While it may be a shortcoming of these stories – which instruct children on the merits of being good ants (workers), and pigs (consumers) – in their ascriptions of reasonableness, or of a Reality Principle, to Obama, his proponents reveal a profound one. For the purported Reality Principle of Obama is in actuality subordinated to the system’s incessant drive for growth and consumption – a drive leading not only to the world-wrecking ravages of global warming, but to epidemics of stress, heart-disease, cancer, famine, war, and other ills. That is, while the moderation, and thrift of the historical middle classes may continue to function ideologically (as internalized domination), these are firmly in the service of what Freud would describe not even as the Pleasure Principle, but what in his later writings he termed the Death Drive.
Opposed to survival, and the other creative drives, according to Freud the Death Drive is “an urge in organic life to restore an earlier [inorganic] stage of things.” In dominating the natural, as well as the social world, deforming the living and natural world into inorganic commodities and waste, rather than exemplifying the Pleasure Principle, or the Reality Principle, contemporary social organization seems to be manifesting the aggressive destructiveness wrapped up in just this urge.

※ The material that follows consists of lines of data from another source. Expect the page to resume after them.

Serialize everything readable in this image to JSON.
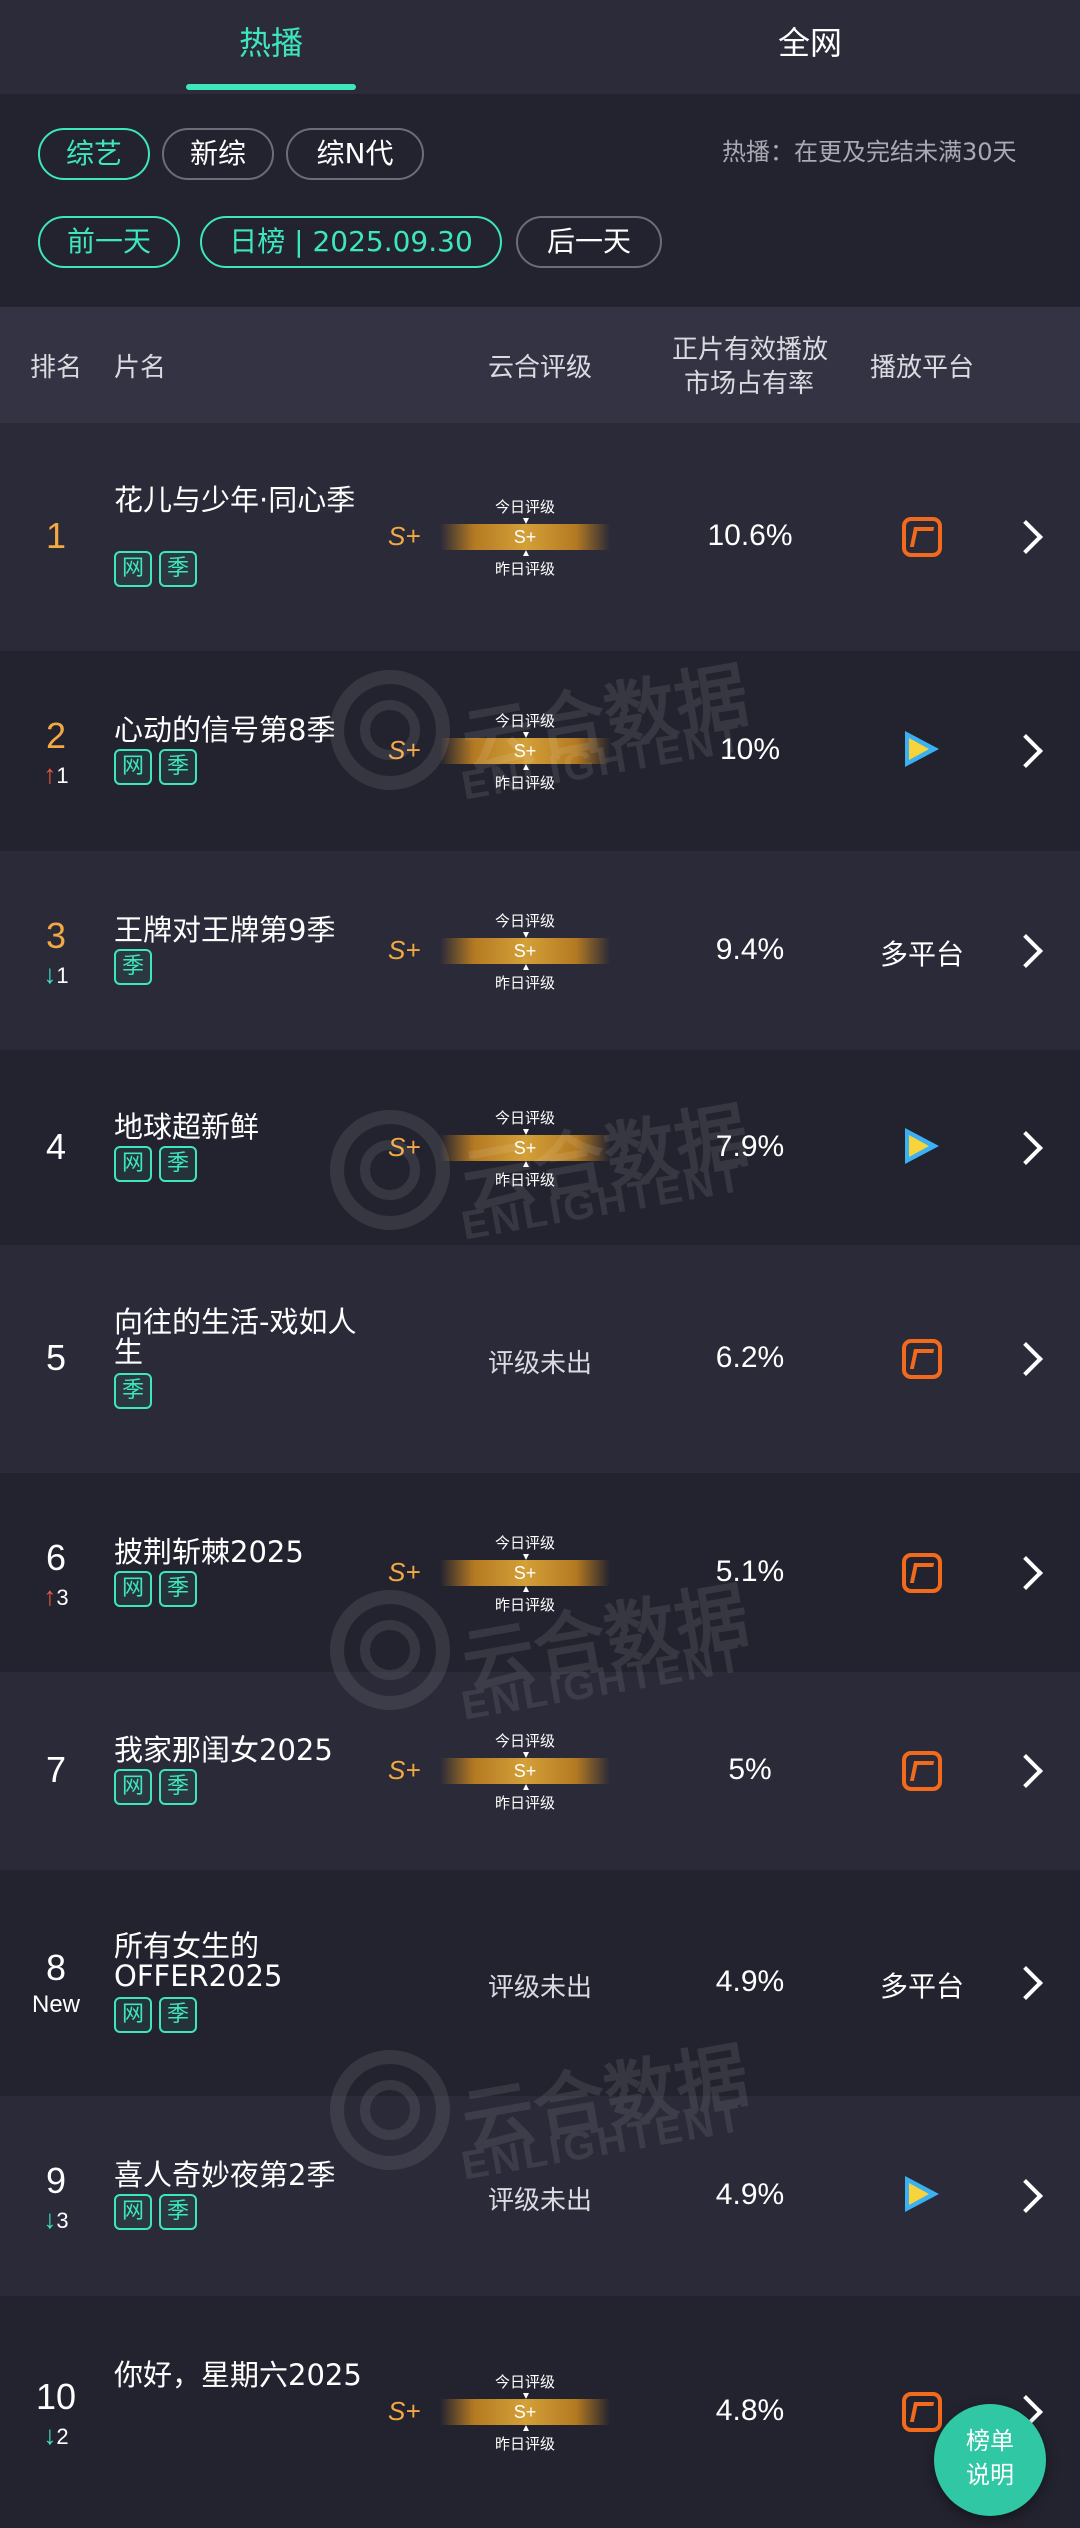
{
  "top_tabs": [
    {
      "label": "热播",
      "active": true
    },
    {
      "label": "全网",
      "active": false
    }
  ],
  "category_filters": [
    {
      "label": "综艺",
      "active": true
    },
    {
      "label": "新综",
      "active": false
    },
    {
      "label": "综N代",
      "active": false
    }
  ],
  "hint": "热播：在更及完结未满30天",
  "date_nav": {
    "prev": "前一天",
    "current": "日榜 | 2025.09.30",
    "next": "后一天"
  },
  "table_header": {
    "rank": "排名",
    "name": "片名",
    "rating": "云合评级",
    "share_line1": "正片有效播放",
    "share_line2": "市场占有率",
    "platform": "播放平台"
  },
  "rating_labels": {
    "today": "今日评级",
    "yesterday": "昨日评级",
    "none": "评级未出"
  },
  "rows": [
    {
      "rank": "1",
      "change": "",
      "change_dir": "none",
      "title": "花儿与少年·同心季",
      "tags": [
        "网",
        "季"
      ],
      "grade": "S+",
      "bar_grade": "S+",
      "rated": true,
      "share": "10.6%",
      "platform": "mango-tv-icon",
      "platform_text": ""
    },
    {
      "rank": "2",
      "change": "1",
      "change_dir": "up",
      "title": "心动的信号第8季",
      "tags": [
        "网",
        "季"
      ],
      "grade": "S+",
      "bar_grade": "S+",
      "rated": true,
      "share": "10%",
      "platform": "tencent-video-icon",
      "platform_text": ""
    },
    {
      "rank": "3",
      "change": "1",
      "change_dir": "down",
      "title": "王牌对王牌第9季",
      "tags": [
        "季"
      ],
      "grade": "S+",
      "bar_grade": "S+",
      "rated": true,
      "share": "9.4%",
      "platform": "text",
      "platform_text": "多平台"
    },
    {
      "rank": "4",
      "change": "",
      "change_dir": "none",
      "title": "地球超新鲜",
      "tags": [
        "网",
        "季"
      ],
      "grade": "S+",
      "bar_grade": "S+",
      "rated": true,
      "share": "7.9%",
      "platform": "tencent-video-icon",
      "platform_text": ""
    },
    {
      "rank": "5",
      "change": "",
      "change_dir": "none",
      "title": "向往的生活-戏如人生",
      "tags": [
        "季"
      ],
      "grade": "",
      "bar_grade": "",
      "rated": false,
      "share": "6.2%",
      "platform": "mango-tv-icon",
      "platform_text": ""
    },
    {
      "rank": "6",
      "change": "3",
      "change_dir": "up",
      "title": "披荆斩棘2025",
      "tags": [
        "网",
        "季"
      ],
      "grade": "S+",
      "bar_grade": "S+",
      "rated": true,
      "share": "5.1%",
      "platform": "mango-tv-icon",
      "platform_text": ""
    },
    {
      "rank": "7",
      "change": "",
      "change_dir": "none",
      "title": "我家那闺女2025",
      "tags": [
        "网",
        "季"
      ],
      "grade": "S+",
      "bar_grade": "S+",
      "rated": true,
      "share": "5%",
      "platform": "mango-tv-icon",
      "platform_text": ""
    },
    {
      "rank": "8",
      "change": "New",
      "change_dir": "new",
      "title": "所有女生的OFFER2025",
      "tags": [
        "网",
        "季"
      ],
      "grade": "",
      "bar_grade": "",
      "rated": false,
      "share": "4.9%",
      "platform": "text",
      "platform_text": "多平台"
    },
    {
      "rank": "9",
      "change": "3",
      "change_dir": "down",
      "title": "喜人奇妙夜第2季",
      "tags": [
        "网",
        "季"
      ],
      "grade": "",
      "bar_grade": "",
      "rated": false,
      "share": "4.9%",
      "platform": "tencent-video-icon",
      "platform_text": ""
    },
    {
      "rank": "10",
      "change": "2",
      "change_dir": "down",
      "title": "你好，星期六2025",
      "tags": [],
      "grade": "S+",
      "bar_grade": "S+",
      "rated": true,
      "share": "4.8%",
      "platform": "mango-tv-icon",
      "platform_text": ""
    }
  ],
  "watermark": {
    "brand_cn": "云合数据",
    "brand_en": "ENLIGHTENT"
  },
  "fab": {
    "line1": "榜单",
    "line2": "说明"
  },
  "colors": {
    "accent": "#3ee6be",
    "gold": "#f2a843",
    "up": "#ef5a3a",
    "down": "#3ee6be",
    "mango": "#f26a1b",
    "bg": "#23232f"
  }
}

And though Freud held that the aggressive destructiveness of the Death Drive was an innately human phenomenon, he nevertheless contended that it could be overcome by way of a type of social Reality Principle, one rooted not in the destructive power of Thanatos, but in the generative, healing force of Eros. Indeed, it is interesting to point out that in addition to representing Armageddon, or the end times, the notion of apocalypse also means revelation, or unconcealment. As such, one may argue that the revelation, or unconcealment of the actual, ecocidal harms attending the present socioeconomic system (concealed by the culture industry) would instantiate apocalypse not in the sense of ending the world in general so much as contributing to the end of this particular form of social organization.
As this Death Drive hurtles us toward ecological holocaust, it is interesting to consider that rather than by opposing it by force – which only ever enhances its strength – we can deprive this drive of its power not so much by working (like the dead), but, rather, like Eros, by playing dead. For, though the forces of domination are far more dangerous than, say, a bear, or a bee, by playing dead, by refusing to participate – by removing our bodies from the gas pedal, withdrawing not only our ‘moral’ support, but our actual physical energy and labor from its reproduction of harms – by not paying our bills, among other things – like a fire deprived of its fuel, this system of death will soon slow and expire. And the armada of disasters advancing toward us – whose attack should not come as any surprise – will by and by dissipate. What do we have to lose, but our diseases?
Elliot Sperber is a writer, attorney, and contributor to hygiecracy.blogspot.com He lives in New York City, and can be reached at email@example.com